SC blocks commercial release of GM mustard

The Supreme Court on Friday asked the government not to commercially release genetically modified (GM) mustard crop after the latter said that it is still in the process of taking public opinion on the issue.

A bench headed by Chief Justice T S Thakur said the Centre will not commercially release the GM mustard crop till 17 October when it will hear the matter in detail.

Refuting the allegation that sowing of the seeds was being done without relevant tests, additional solicitor general Tushar Mehta assured the court that no commercial release of the seeds will be done till 17 October and views and suggestions of the public would be taken and put up before the appraisal committee before releasing them.

Counsel Prashant Bhushan, appearing for campaigner Aruna Rodrigues, alleged that the Centre is sowing the seeds in various fields and said the bio-safety dossier has to be put on website but this has not been done yet. He alleged that without doing relevant tests, they were carrying out field trials of the crop and sought a 10-year moratorium on them.

In an application filed in an ongoing case relating to GM seeds in the country, Rodrigues has sought prohibition of open field trials and commercial release of Herbicide Tolerant (HT) crops including HT Mustard Dhara Mustard Hybrid (DMH) 11 and its parent lines / variants.

On Thursday, the environment ministry's Genetic Engineering Appraisal Committee (GEAC) sent all the comments received on bio-safety report on the environment release of GM mustard to the concern panel for further evaluation.
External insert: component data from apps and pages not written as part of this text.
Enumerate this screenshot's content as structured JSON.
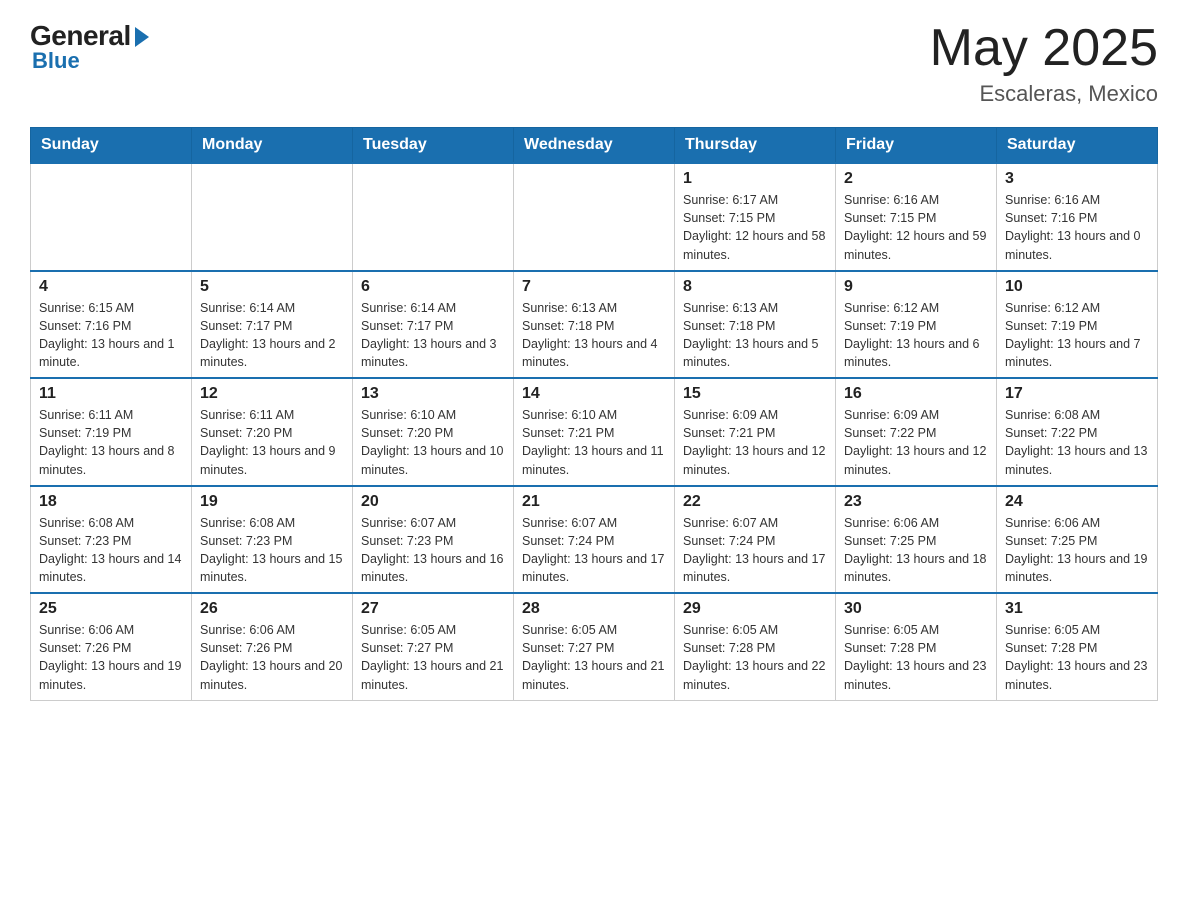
{
  "header": {
    "logo_general": "General",
    "logo_blue": "Blue",
    "month_year": "May 2025",
    "location": "Escaleras, Mexico"
  },
  "days_of_week": [
    "Sunday",
    "Monday",
    "Tuesday",
    "Wednesday",
    "Thursday",
    "Friday",
    "Saturday"
  ],
  "weeks": [
    [
      {
        "day": "",
        "sunrise": "",
        "sunset": "",
        "daylight": ""
      },
      {
        "day": "",
        "sunrise": "",
        "sunset": "",
        "daylight": ""
      },
      {
        "day": "",
        "sunrise": "",
        "sunset": "",
        "daylight": ""
      },
      {
        "day": "",
        "sunrise": "",
        "sunset": "",
        "daylight": ""
      },
      {
        "day": "1",
        "sunrise": "Sunrise: 6:17 AM",
        "sunset": "Sunset: 7:15 PM",
        "daylight": "Daylight: 12 hours and 58 minutes."
      },
      {
        "day": "2",
        "sunrise": "Sunrise: 6:16 AM",
        "sunset": "Sunset: 7:15 PM",
        "daylight": "Daylight: 12 hours and 59 minutes."
      },
      {
        "day": "3",
        "sunrise": "Sunrise: 6:16 AM",
        "sunset": "Sunset: 7:16 PM",
        "daylight": "Daylight: 13 hours and 0 minutes."
      }
    ],
    [
      {
        "day": "4",
        "sunrise": "Sunrise: 6:15 AM",
        "sunset": "Sunset: 7:16 PM",
        "daylight": "Daylight: 13 hours and 1 minute."
      },
      {
        "day": "5",
        "sunrise": "Sunrise: 6:14 AM",
        "sunset": "Sunset: 7:17 PM",
        "daylight": "Daylight: 13 hours and 2 minutes."
      },
      {
        "day": "6",
        "sunrise": "Sunrise: 6:14 AM",
        "sunset": "Sunset: 7:17 PM",
        "daylight": "Daylight: 13 hours and 3 minutes."
      },
      {
        "day": "7",
        "sunrise": "Sunrise: 6:13 AM",
        "sunset": "Sunset: 7:18 PM",
        "daylight": "Daylight: 13 hours and 4 minutes."
      },
      {
        "day": "8",
        "sunrise": "Sunrise: 6:13 AM",
        "sunset": "Sunset: 7:18 PM",
        "daylight": "Daylight: 13 hours and 5 minutes."
      },
      {
        "day": "9",
        "sunrise": "Sunrise: 6:12 AM",
        "sunset": "Sunset: 7:19 PM",
        "daylight": "Daylight: 13 hours and 6 minutes."
      },
      {
        "day": "10",
        "sunrise": "Sunrise: 6:12 AM",
        "sunset": "Sunset: 7:19 PM",
        "daylight": "Daylight: 13 hours and 7 minutes."
      }
    ],
    [
      {
        "day": "11",
        "sunrise": "Sunrise: 6:11 AM",
        "sunset": "Sunset: 7:19 PM",
        "daylight": "Daylight: 13 hours and 8 minutes."
      },
      {
        "day": "12",
        "sunrise": "Sunrise: 6:11 AM",
        "sunset": "Sunset: 7:20 PM",
        "daylight": "Daylight: 13 hours and 9 minutes."
      },
      {
        "day": "13",
        "sunrise": "Sunrise: 6:10 AM",
        "sunset": "Sunset: 7:20 PM",
        "daylight": "Daylight: 13 hours and 10 minutes."
      },
      {
        "day": "14",
        "sunrise": "Sunrise: 6:10 AM",
        "sunset": "Sunset: 7:21 PM",
        "daylight": "Daylight: 13 hours and 11 minutes."
      },
      {
        "day": "15",
        "sunrise": "Sunrise: 6:09 AM",
        "sunset": "Sunset: 7:21 PM",
        "daylight": "Daylight: 13 hours and 12 minutes."
      },
      {
        "day": "16",
        "sunrise": "Sunrise: 6:09 AM",
        "sunset": "Sunset: 7:22 PM",
        "daylight": "Daylight: 13 hours and 12 minutes."
      },
      {
        "day": "17",
        "sunrise": "Sunrise: 6:08 AM",
        "sunset": "Sunset: 7:22 PM",
        "daylight": "Daylight: 13 hours and 13 minutes."
      }
    ],
    [
      {
        "day": "18",
        "sunrise": "Sunrise: 6:08 AM",
        "sunset": "Sunset: 7:23 PM",
        "daylight": "Daylight: 13 hours and 14 minutes."
      },
      {
        "day": "19",
        "sunrise": "Sunrise: 6:08 AM",
        "sunset": "Sunset: 7:23 PM",
        "daylight": "Daylight: 13 hours and 15 minutes."
      },
      {
        "day": "20",
        "sunrise": "Sunrise: 6:07 AM",
        "sunset": "Sunset: 7:23 PM",
        "daylight": "Daylight: 13 hours and 16 minutes."
      },
      {
        "day": "21",
        "sunrise": "Sunrise: 6:07 AM",
        "sunset": "Sunset: 7:24 PM",
        "daylight": "Daylight: 13 hours and 17 minutes."
      },
      {
        "day": "22",
        "sunrise": "Sunrise: 6:07 AM",
        "sunset": "Sunset: 7:24 PM",
        "daylight": "Daylight: 13 hours and 17 minutes."
      },
      {
        "day": "23",
        "sunrise": "Sunrise: 6:06 AM",
        "sunset": "Sunset: 7:25 PM",
        "daylight": "Daylight: 13 hours and 18 minutes."
      },
      {
        "day": "24",
        "sunrise": "Sunrise: 6:06 AM",
        "sunset": "Sunset: 7:25 PM",
        "daylight": "Daylight: 13 hours and 19 minutes."
      }
    ],
    [
      {
        "day": "25",
        "sunrise": "Sunrise: 6:06 AM",
        "sunset": "Sunset: 7:26 PM",
        "daylight": "Daylight: 13 hours and 19 minutes."
      },
      {
        "day": "26",
        "sunrise": "Sunrise: 6:06 AM",
        "sunset": "Sunset: 7:26 PM",
        "daylight": "Daylight: 13 hours and 20 minutes."
      },
      {
        "day": "27",
        "sunrise": "Sunrise: 6:05 AM",
        "sunset": "Sunset: 7:27 PM",
        "daylight": "Daylight: 13 hours and 21 minutes."
      },
      {
        "day": "28",
        "sunrise": "Sunrise: 6:05 AM",
        "sunset": "Sunset: 7:27 PM",
        "daylight": "Daylight: 13 hours and 21 minutes."
      },
      {
        "day": "29",
        "sunrise": "Sunrise: 6:05 AM",
        "sunset": "Sunset: 7:28 PM",
        "daylight": "Daylight: 13 hours and 22 minutes."
      },
      {
        "day": "30",
        "sunrise": "Sunrise: 6:05 AM",
        "sunset": "Sunset: 7:28 PM",
        "daylight": "Daylight: 13 hours and 23 minutes."
      },
      {
        "day": "31",
        "sunrise": "Sunrise: 6:05 AM",
        "sunset": "Sunset: 7:28 PM",
        "daylight": "Daylight: 13 hours and 23 minutes."
      }
    ]
  ]
}
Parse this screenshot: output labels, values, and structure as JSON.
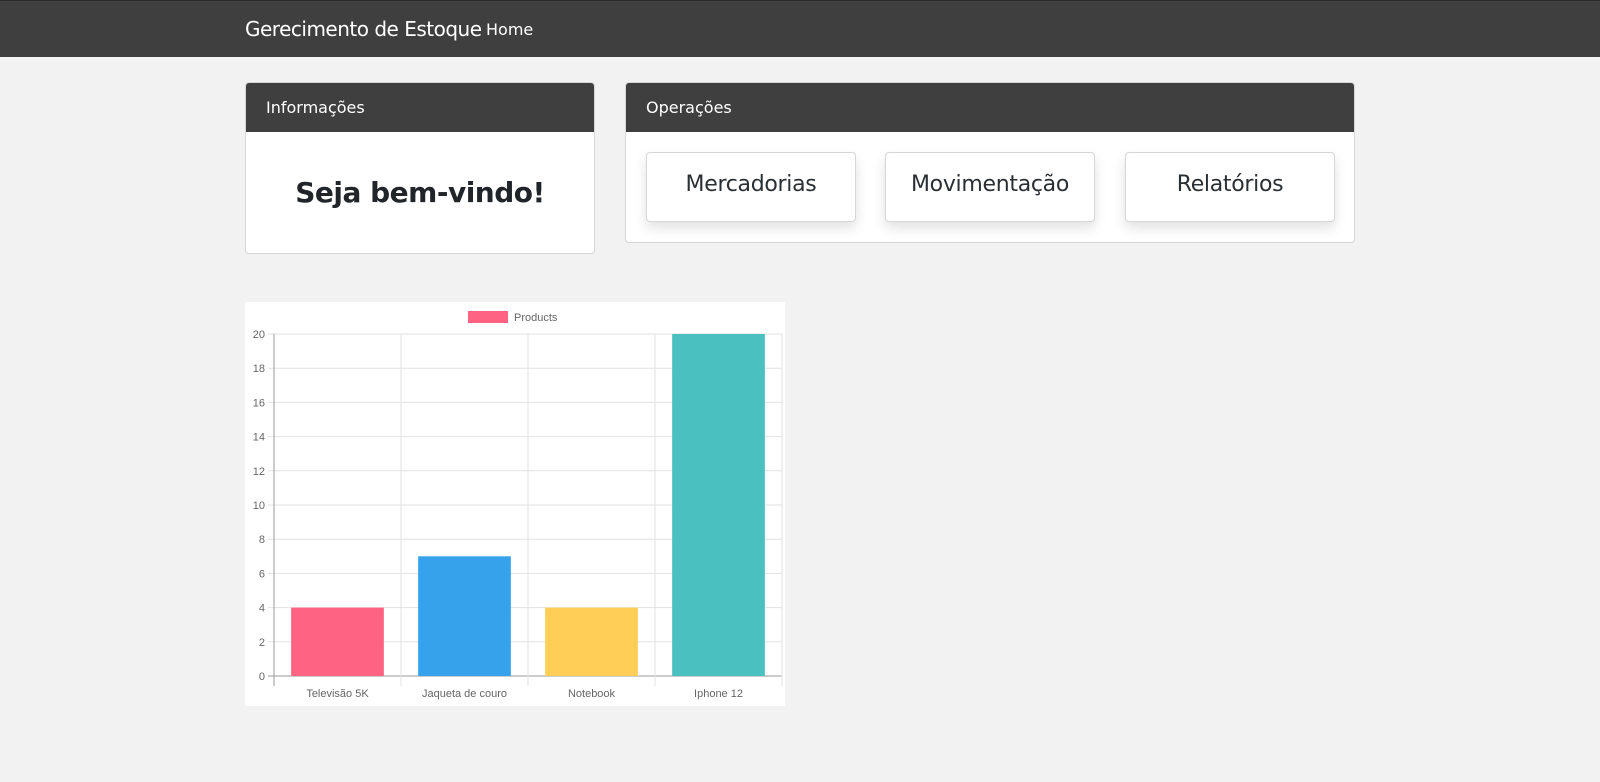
{
  "navbar": {
    "brand": "Gerecimento de Estoque",
    "home": "Home"
  },
  "info_card": {
    "header": "Informações",
    "welcome": "Seja bem-vindo!"
  },
  "operations_card": {
    "header": "Operações",
    "buttons": [
      {
        "label": "Mercadorias"
      },
      {
        "label": "Movimentação"
      },
      {
        "label": "Relatórios"
      }
    ]
  },
  "colors": {
    "navbar": "#3f3f3f",
    "background": "#f2f2f2"
  },
  "chart_data": {
    "type": "bar",
    "categories": [
      "Televisão 5K",
      "Jaqueta de couro",
      "Notebook",
      "Iphone 12"
    ],
    "series": [
      {
        "name": "Products",
        "values": [
          4,
          7,
          4,
          20
        ]
      }
    ],
    "bar_colors": [
      "#ff6384",
      "#36a2eb",
      "#ffce56",
      "#4bc0c0"
    ],
    "legend_color": "#ff6384",
    "ylim": [
      0,
      20
    ],
    "yticks": [
      0,
      2,
      4,
      6,
      8,
      10,
      12,
      14,
      16,
      18,
      20
    ],
    "grid": true,
    "legend": "top"
  }
}
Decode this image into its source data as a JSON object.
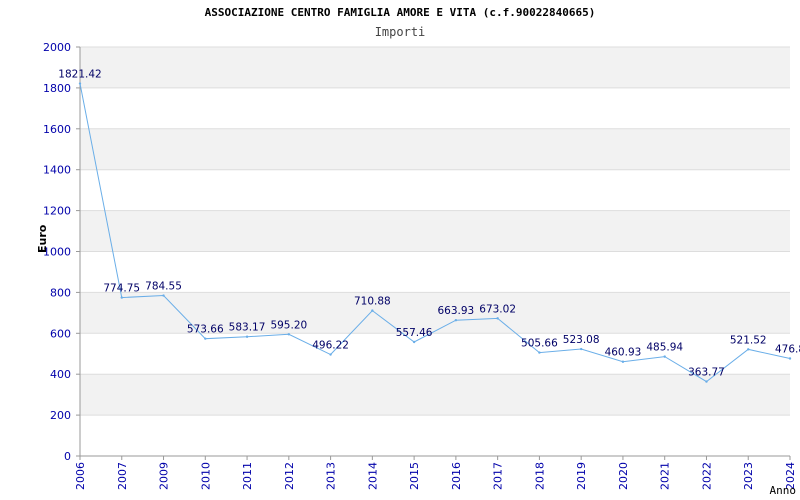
{
  "chart_data": {
    "type": "line",
    "title": "ASSOCIAZIONE CENTRO FAMIGLIA AMORE E VITA (c.f.90022840665)",
    "subtitle": "Importi",
    "ylabel": "Euro",
    "xlabel": "Anno",
    "ylim": [
      0,
      2000
    ],
    "yticks": [
      0,
      200,
      400,
      600,
      800,
      1000,
      1200,
      1400,
      1600,
      1800,
      2000
    ],
    "grid": true,
    "categories": [
      "2006",
      "2007",
      "2009",
      "2010",
      "2011",
      "2012",
      "2013",
      "2014",
      "2015",
      "2016",
      "2017",
      "2018",
      "2019",
      "2020",
      "2021",
      "2022",
      "2023",
      "2024"
    ],
    "values": [
      1821.42,
      774.75,
      784.55,
      573.66,
      583.17,
      595.2,
      496.22,
      710.88,
      557.46,
      663.93,
      673.02,
      505.66,
      523.08,
      460.93,
      485.94,
      363.77,
      521.52,
      476.8
    ],
    "labels": [
      "1821.42",
      "774.75",
      "784.55",
      "573.66",
      "583.17",
      "595.20",
      "496.22",
      "710.88",
      "557.46",
      "663.93",
      "673.02",
      "505.66",
      "523.08",
      "460.93",
      "485.94",
      "363.77",
      "521.52",
      "476.8"
    ],
    "colors": {
      "line": "#6aaee8",
      "band": "#f2f2f2",
      "gridline": "#dddddd",
      "tick_text": "#0000aa",
      "label_text": "#000066"
    }
  }
}
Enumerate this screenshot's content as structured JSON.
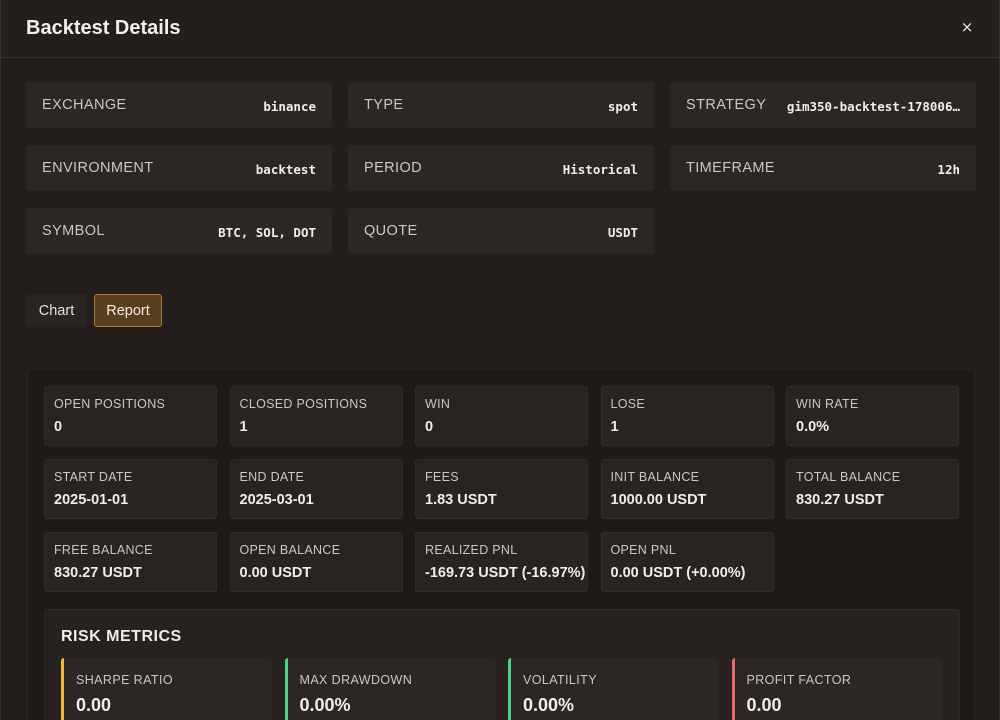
{
  "header": {
    "title": "Backtest Details",
    "close_label": "×"
  },
  "info": [
    {
      "label": "EXCHANGE",
      "value": "binance"
    },
    {
      "label": "TYPE",
      "value": "spot"
    },
    {
      "label": "STRATEGY",
      "value": "gim350-backtest-178006…"
    },
    {
      "label": "ENVIRONMENT",
      "value": "backtest"
    },
    {
      "label": "PERIOD",
      "value": "Historical"
    },
    {
      "label": "TIMEFRAME",
      "value": "12h"
    },
    {
      "label": "SYMBOL",
      "value": "BTC, SOL, DOT"
    },
    {
      "label": "QUOTE",
      "value": "USDT"
    }
  ],
  "tabs": {
    "chart": "Chart",
    "report": "Report",
    "active": "report"
  },
  "stats": [
    {
      "label": "OPEN POSITIONS",
      "value": "0"
    },
    {
      "label": "CLOSED POSITIONS",
      "value": "1"
    },
    {
      "label": "WIN",
      "value": "0"
    },
    {
      "label": "LOSE",
      "value": "1"
    },
    {
      "label": "WIN RATE",
      "value": "0.0%"
    },
    {
      "label": "START DATE",
      "value": "2025-01-01"
    },
    {
      "label": "END DATE",
      "value": "2025-03-01"
    },
    {
      "label": "FEES",
      "value": "1.83 USDT"
    },
    {
      "label": "INIT BALANCE",
      "value": "1000.00 USDT"
    },
    {
      "label": "TOTAL BALANCE",
      "value": "830.27 USDT"
    },
    {
      "label": "FREE BALANCE",
      "value": "830.27 USDT"
    },
    {
      "label": "OPEN BALANCE",
      "value": "0.00 USDT"
    },
    {
      "label": "REALIZED PNL",
      "value": "-169.73 USDT (-16.97%)"
    },
    {
      "label": "OPEN PNL",
      "value": "0.00 USDT (+0.00%)"
    }
  ],
  "risk": {
    "title": "RISK METRICS",
    "metrics": [
      {
        "label": "SHARPE RATIO",
        "value": "0.00",
        "accent": "#f0b93a"
      },
      {
        "label": "MAX DRAWDOWN",
        "value": "0.00%",
        "accent": "#4fd18b"
      },
      {
        "label": "VOLATILITY",
        "value": "0.00%",
        "accent": "#4fd18b"
      },
      {
        "label": "PROFIT FACTOR",
        "value": "0.00",
        "accent": "#e86a6a"
      }
    ]
  },
  "colors": {
    "accent_gold": "#b07a34",
    "background": "#231e1b"
  }
}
 ''All the comments received by the GEAC secretariat have been sent to the sub-committee for further examination. After evaluating all the comments, the sub-committee has been requested to submit their report to GEAC,'' an official statement of the ministry has said.

A technical sub-committee set up by GEAC in its report a month back had concluded that a GM mustard seed variety developed by scientists of Delhi university, was 'safe' for both human and animal health.

This is the first proposal for allowing GM food crops that has come up before the Modi government after the previous UPA government had put a moratorium on commercial cultivation of Bt brinjal in 2010. Currently, Bt cotton is the only GM crop allowed for commercial cultivation.

According to the Rodrigues, the GMO story in India has been illegal from its inception, ie the commercialisation of Bt cotton in 2002. ''The Bt brinjal episode is a test case … of fraud in that studies said to have been done were not done, oversight covertly negligent and commercial approval still given; a decision overturned by the sanity of erstwhile environment minister Jairam Ramesh,'' he said.

But there is nothing that begins to match the breath-taking fraud of the agronomic testing of HT DMH11 and its 2 parental HT GMOs, Rodrigues said, adding that ''any remaining inhibitions of maintaining a semblance of regulatory oversight have been discarded by our regulators and relevant ministries … these matters require criminal prosecution.''

''…the commercial approval of 3 HT Mustard GMOs has been unbelievably rapid and un-nerving. We are in dire straits,'' Bhushan said.

 All this exposes the ''serious cover-up, even fraud in global norms of risk assessment of GMOs, emanating from the USA, and which has had direct repercussions on India. HT DMH 11 is full evidence of this fact,'' he said.